It is a time of excruciating uncertainty for U.S. utilities. The generator fleet is aging, and the need to rebuild it is becoming desperate. The big question: what fuels will the new generators run on? The choices are coal, natural gas, uranium, and, believe it or not, wind and solar. Including wind and solar sounds like a bad joke to those who understand the value of dispatchable power. But it’s not a joke and most utilities aren’t laughing.
This is because of something called the renewable portfolio standard, or RPS. An RPS specifies that electric utilities generate a certain amount of electricity from renewable sources. Around 25 U.S. states have mandatory RPSs, another 5 have voluntary standards (according to the Pew Center). The implications of these standards vary depending on definitions of “renewable” and “certain amount.” But the upshot is that wind and solar, two marginal producers of electricity, have been elevated to a status well beyond their capabilities.
Why does this matter? Because if the 25 RPS states set tough targets for renewables, then meeting the targets would require significant parallel investments in conventional generation. This is because wind and solar are inherently intermittent: the wind does not blow all the time, and the sun does not shine all the time. Two thousand megawatts of wind generation capacity is useless when the wind is not blowing; a power system therefore needs two thousand megawatts of power from another source during that time. And it is hard to predict when the wind will blow.
If a specified RPS works out to 7,000 megawatts of capacity, as it does in the province of Ontario, this effectively requires parallel conventional generation capacity of 7,000 megawatts to cover whatever shortfall develops when the wind stops blowing. The latter must be the quick response kind, something power system operators can dispatch immediately. i.e., natural gas.
In Ontario, the official plan to double renewables means the province will also require thousands of megawatts of additional natural gas–fired capacity. This is why the main natural gas lobby group, the Ontario Clean Air Alliance, so strongly supports the plan to double renewables. The OCAA’s strategy echoes that of the now-discredited Enron (see article) as well as that of the newly resurgent Boone Pickens. Pickens’s call for massive investments in wind power from Texas to North Dakota is a clever strategy designed to ensure endless demand for natural gas. Pickens is, after all, a gas man.
Most people don’t realize that this will require a massive expansion in transmission capacity. Wind farms have to be connected to the grid, and we will need a lot of wind farms if we want 7,000 megawatts of wind capacity. This presents another problem. Just as generator fleets need to be renewed, so do the existing transmission systems all over North America.
So on top of this necessary expense, RPSs are now forcing an unnecessary expense.

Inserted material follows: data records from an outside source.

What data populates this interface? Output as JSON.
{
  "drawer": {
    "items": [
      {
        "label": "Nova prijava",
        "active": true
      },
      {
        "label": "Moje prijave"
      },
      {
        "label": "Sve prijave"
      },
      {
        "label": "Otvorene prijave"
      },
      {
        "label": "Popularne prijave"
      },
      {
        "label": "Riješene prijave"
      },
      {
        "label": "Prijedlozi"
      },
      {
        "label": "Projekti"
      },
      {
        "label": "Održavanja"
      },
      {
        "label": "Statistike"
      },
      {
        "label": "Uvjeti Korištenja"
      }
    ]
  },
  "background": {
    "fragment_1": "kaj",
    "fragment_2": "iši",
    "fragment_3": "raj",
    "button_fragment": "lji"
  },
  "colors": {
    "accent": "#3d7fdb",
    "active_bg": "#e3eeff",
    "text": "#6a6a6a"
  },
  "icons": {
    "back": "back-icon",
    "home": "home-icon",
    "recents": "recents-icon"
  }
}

Sad, isnt it. Modern nuclear reactors can be placed underground in the middle of a city. No long transmission lines needed at all. Once in place they will produce electricity to keep the lights on, and heat to keep the offices warm. Instead, to satisfy the enviro-alarmists, we are going to build a mess of wires, whirling ice throwers, polluting gas plants – all of it ugly and destroying animal habitat. It will be expensive, dangerous, and unreliable. And when it is all in place and we are living reduced quality lives as a result, the enviro-alarmists will expect us to thank them for rescuing us. I wont be at the rescue acknowledgment ceremony.
The enviro-alarmists want applause, but their gas industry backers will be happy with only dollars. I wonder: do the former know they are being played by the latter. I bet they do.
[…] premise underpinning the renewable portfolio standards currently in fashion in North America (see article). Shift emphasis in RPSs to system emission intensity, and we could see more […]